• _What you will do_:
Scan the entries below for the word "badge" and copy every line in which it occurs.

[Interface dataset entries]
┌──

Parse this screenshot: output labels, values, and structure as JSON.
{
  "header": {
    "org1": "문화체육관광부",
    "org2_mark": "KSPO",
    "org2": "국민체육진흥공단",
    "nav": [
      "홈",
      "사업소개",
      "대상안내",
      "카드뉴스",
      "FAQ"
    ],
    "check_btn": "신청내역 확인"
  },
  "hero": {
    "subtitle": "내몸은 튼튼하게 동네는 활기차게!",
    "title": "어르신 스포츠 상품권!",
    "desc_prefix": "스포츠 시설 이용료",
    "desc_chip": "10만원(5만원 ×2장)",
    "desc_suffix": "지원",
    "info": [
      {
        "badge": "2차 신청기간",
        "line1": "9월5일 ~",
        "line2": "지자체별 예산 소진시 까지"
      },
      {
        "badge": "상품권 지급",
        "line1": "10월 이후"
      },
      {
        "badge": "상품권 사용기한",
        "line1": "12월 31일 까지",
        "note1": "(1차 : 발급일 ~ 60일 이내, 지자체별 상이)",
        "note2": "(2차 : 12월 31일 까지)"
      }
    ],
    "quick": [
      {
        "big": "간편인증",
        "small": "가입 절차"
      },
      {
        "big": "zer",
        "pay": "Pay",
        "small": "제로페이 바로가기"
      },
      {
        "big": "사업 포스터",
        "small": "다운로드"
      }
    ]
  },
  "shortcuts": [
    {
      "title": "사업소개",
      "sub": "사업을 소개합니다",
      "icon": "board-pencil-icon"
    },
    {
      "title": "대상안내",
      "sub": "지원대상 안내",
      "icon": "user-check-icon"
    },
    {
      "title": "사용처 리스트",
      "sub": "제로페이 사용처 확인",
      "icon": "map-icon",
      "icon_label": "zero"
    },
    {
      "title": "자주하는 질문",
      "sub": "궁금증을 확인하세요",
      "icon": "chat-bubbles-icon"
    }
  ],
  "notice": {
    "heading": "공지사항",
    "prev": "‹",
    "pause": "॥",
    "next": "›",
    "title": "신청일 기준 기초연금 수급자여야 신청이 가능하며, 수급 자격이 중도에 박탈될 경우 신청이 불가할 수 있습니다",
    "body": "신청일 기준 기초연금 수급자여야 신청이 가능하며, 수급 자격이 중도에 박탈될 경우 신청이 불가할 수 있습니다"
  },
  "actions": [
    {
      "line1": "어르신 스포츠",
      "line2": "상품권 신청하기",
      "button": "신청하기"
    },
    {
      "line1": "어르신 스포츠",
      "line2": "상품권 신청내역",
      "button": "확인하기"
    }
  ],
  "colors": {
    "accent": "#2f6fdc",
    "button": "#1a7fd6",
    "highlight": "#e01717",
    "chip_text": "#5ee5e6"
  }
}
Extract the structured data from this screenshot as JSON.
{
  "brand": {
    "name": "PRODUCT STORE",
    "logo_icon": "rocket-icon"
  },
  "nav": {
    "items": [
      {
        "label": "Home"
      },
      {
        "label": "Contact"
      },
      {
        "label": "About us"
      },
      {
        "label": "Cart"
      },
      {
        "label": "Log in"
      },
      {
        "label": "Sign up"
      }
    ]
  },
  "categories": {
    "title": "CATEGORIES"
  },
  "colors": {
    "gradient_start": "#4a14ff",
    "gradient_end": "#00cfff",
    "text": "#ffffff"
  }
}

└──

• _Answer to the problem_:
        "badge": "2차 신청기간",
        "badge": "상품권 지급",
        "badge": "상품권 사용기한",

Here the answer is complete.